Work request - Repeat each line of the data exactly as written.

Records supplied -

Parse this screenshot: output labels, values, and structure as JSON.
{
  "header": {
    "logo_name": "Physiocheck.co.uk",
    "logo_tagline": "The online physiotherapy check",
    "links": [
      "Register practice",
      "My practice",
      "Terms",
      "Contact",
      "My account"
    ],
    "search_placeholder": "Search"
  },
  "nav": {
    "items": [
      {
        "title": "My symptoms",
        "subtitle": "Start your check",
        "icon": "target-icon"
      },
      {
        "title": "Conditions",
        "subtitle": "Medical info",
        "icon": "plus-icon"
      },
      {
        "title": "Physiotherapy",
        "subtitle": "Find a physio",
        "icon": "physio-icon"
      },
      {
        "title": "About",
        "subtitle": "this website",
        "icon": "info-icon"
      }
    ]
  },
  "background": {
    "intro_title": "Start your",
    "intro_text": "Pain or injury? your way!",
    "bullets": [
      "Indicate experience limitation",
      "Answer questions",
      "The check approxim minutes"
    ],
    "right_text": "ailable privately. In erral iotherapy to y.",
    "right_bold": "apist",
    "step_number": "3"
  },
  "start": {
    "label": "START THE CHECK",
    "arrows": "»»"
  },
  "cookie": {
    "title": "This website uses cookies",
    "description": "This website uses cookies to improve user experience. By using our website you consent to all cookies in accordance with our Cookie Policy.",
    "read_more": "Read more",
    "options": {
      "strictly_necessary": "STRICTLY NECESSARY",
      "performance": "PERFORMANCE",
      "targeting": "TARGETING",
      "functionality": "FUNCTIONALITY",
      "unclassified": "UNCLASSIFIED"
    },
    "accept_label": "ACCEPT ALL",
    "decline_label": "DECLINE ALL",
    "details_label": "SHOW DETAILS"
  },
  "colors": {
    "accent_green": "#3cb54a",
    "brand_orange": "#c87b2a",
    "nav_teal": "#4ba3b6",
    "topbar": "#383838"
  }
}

Task output -
Parse this screenshot: output labels, values, and structure as JSON.
{
  "header": {
    "logo_name": "Physiocheck.co.uk",
    "logo_tagline": "The online physiotherapy check",
    "links": [
      "Register practice",
      "My practice",
      "Terms",
      "Contact",
      "My account"
    ],
    "search_placeholder": "Search"
  },
  "nav": {
    "items": [
      {
        "title": "My symptoms",
        "subtitle": "Start your check",
        "icon": "target-icon"
      },
      {
        "title": "Conditions",
        "subtitle": "Medical info",
        "icon": "plus-icon"
      },
      {
        "title": "Physiotherapy",
        "subtitle": "Find a physio",
        "icon": "physio-icon"
      },
      {
        "title": "About",
        "subtitle": "this website",
        "icon": "info-icon"
      }
    ]
  },
  "background": {
    "intro_title": "Start your",
    "intro_text": "Pain or injury? your way!",
    "bullets": [
      "Indicate experience limitation",
      "Answer questions",
      "The check approxim minutes"
    ],
    "right_text": "ailable privately. In erral iotherapy to y.",
    "right_bold": "apist",
    "step_number": "3"
  },
  "start": {
    "label": "START THE CHECK",
    "arrows": "»»"
  },
  "cookie": {
    "title": "This website uses cookies",
    "description": "This website uses cookies to improve user experience. By using our website you consent to all cookies in accordance with our Cookie Policy.",
    "read_more": "Read more",
    "options": {
      "strictly_necessary": "STRICTLY NECESSARY",
      "performance": "PERFORMANCE",
      "targeting": "TARGETING",
      "functionality": "FUNCTIONALITY",
      "unclassified": "UNCLASSIFIED"
    },
    "accept_label": "ACCEPT ALL",
    "decline_label": "DECLINE ALL",
    "details_label": "SHOW DETAILS"
  },
  "colors": {
    "accent_green": "#3cb54a",
    "brand_orange": "#c87b2a",
    "nav_teal": "#4ba3b6",
    "topbar": "#383838"
  }
}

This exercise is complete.